Nikhil Kurele (left) and Harshit Rathore, co-founders of Nocca RoboticsAnirudha Karmarkar for Forbes India
The Covid-19 outbreak has brought untold miseries to many businesses, but the healthtech landscape has grown through it, devising ingenious mechanisms and technologies to fight the public health crisis. According to DataLabs by Inc42+’s ‘India’s Healthtech Landscape In A Post-Covid-19 World Report 2020’, the size of the healthtech market in India is likely to touch $21 billion by 2025.
While the lockdowns restricted the availability of raw materials, broke the supply chain, and made labour scarce, a number of healthtech startups augmented or revamped their existing resources to fight Covid-19. Take for instance, Telangana-based Marut Dronetech’s drones that were re-engineered to help with disinfection and surveillance across 19 districts in Telangana, or Bengaluru-based Invento Robotics
that launched two robots and also raised ₹2 crore in the process.
Forbes India looks at five such startups in a series. Today, we will look at Pune-based Nocca Robotics, which moved from cleantech to healthtech—making robots that clean solar panels to making ventilators.
Founded in 2017, Pune’s Nocca Robotics saw an opportunity to diversify during the pandemic. While moving from cleantech to healthtech—making robots that clean solar panels to making ventilators—was never a part of the plan, the lockdown forced IIT-Kanpur graduates Nikhil Kurele and Harshit Rathore to think of ways to survive.
“Our investors warned us the pandemic was here to stay and we should plan our cashflows for the next one year, and asked us to look for new opportunities,” Rathore says.
Around the same time, the director of IIT-Kanpur’s incubation centre contacted them with a list of items that would help the government fight Covid-19. After mulling over some ideas, they decided to make ventilators. “Our first concept for the ventilator was created overnight. We took it to a some doctors to further develop the idea.” says Kurele, “We decided to focus on getting the product right, even if it meant a delay in getting to the market.”
The commercial production for their ventilator—Noccarc V310—started around mid-July. “Even now, after all the validation and certification we have, we ensure every ventilator is tested at least 24 hours before it reaches the market,” says Kurele. Their facility, which was earlier used to make solar panel-cleaning robots, is now used entirely to make ventilators. “Our production capacity is 1,000 units per month. We are getting orders mostly from private hospitals or CSR wings of companies who wish to donate ventilators,” says Rathore.

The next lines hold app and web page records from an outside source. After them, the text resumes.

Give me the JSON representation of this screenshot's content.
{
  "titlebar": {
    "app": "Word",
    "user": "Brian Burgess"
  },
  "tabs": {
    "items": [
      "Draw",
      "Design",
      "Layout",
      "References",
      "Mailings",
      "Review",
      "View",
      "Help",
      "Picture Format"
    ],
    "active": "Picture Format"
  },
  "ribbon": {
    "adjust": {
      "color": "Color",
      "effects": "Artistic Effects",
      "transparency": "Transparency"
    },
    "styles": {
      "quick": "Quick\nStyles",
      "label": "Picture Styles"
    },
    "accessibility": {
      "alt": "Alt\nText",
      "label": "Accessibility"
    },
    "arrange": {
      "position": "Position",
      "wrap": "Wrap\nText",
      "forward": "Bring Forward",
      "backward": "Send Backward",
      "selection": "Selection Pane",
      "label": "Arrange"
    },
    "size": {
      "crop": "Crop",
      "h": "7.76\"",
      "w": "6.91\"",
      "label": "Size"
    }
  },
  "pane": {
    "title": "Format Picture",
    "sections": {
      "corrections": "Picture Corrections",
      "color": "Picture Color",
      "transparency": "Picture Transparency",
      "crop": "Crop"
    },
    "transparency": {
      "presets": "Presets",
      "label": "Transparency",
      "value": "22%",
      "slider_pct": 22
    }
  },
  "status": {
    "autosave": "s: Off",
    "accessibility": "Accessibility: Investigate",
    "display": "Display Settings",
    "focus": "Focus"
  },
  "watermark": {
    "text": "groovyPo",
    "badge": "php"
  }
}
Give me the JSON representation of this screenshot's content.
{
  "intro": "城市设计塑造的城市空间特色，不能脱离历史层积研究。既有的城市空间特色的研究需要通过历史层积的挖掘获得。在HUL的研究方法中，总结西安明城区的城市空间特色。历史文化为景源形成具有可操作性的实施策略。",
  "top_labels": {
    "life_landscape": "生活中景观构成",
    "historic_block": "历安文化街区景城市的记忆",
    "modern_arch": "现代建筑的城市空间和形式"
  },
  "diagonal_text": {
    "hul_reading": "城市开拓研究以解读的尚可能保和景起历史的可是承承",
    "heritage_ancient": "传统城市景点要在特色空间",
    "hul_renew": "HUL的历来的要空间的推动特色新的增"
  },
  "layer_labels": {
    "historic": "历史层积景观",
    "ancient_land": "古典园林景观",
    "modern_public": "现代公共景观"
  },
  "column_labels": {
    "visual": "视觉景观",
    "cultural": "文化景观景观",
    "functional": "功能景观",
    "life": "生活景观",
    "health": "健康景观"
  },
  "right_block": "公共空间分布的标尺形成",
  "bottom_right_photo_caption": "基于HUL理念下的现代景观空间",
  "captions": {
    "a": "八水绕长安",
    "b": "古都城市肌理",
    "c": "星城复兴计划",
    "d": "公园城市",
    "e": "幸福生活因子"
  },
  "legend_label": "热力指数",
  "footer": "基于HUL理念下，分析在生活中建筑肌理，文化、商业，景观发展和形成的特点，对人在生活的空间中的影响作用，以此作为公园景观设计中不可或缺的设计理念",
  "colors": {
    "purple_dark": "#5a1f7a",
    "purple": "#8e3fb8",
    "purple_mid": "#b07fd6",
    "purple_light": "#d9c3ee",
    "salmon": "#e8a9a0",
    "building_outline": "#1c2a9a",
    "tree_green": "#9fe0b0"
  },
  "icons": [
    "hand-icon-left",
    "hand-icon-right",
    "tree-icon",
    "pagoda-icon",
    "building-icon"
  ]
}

The startup has received a total funding of $1.9 million so far, with most of it coming from Indian Angel Network Fund, and the rest from IIT-Kanpur and other angel investors. “After the pivot in our technology, we have seen a lot more interest in funding in the last couple of months,” says Kurele.
Along with funding, the company is also growing in revenue and team strength. From a team of 19, they now have 55 people. “Since we halted commercial sales last year for research, we clocked in less than ₹1 crore. This year we are hoping to make ₹20 crore,” says Rathore.
Seeing the rise in demand for high-flow oxygen therapy for moderately critical Covid-19 patients, Nocca has launched a low-cost High Flow Nasal Cannula (HFNC) device. “A lot of hospitals cannot afford ventilators now, we have seen a lot of demand for HFNCs from them,” says Rathore, adding that the existing ICU ventilator V310 also includes the HFNC function. The approximate cost for the Noccarc V310 ventilator is ₹4 lakh.
Now with things opening up, Nocca plans to restart and scale up operations for its cleaning robots. But at the same time, they wish to continue in the health care space. “We are looking for a bigger factory space, where we can simultaneously produce ventilators and the robots,” says Kurele.
(This story appears in the 11 September, 2020 issue of Forbes India. You can buy our tablet version from Magzter.com. To visit our Archives, click here.)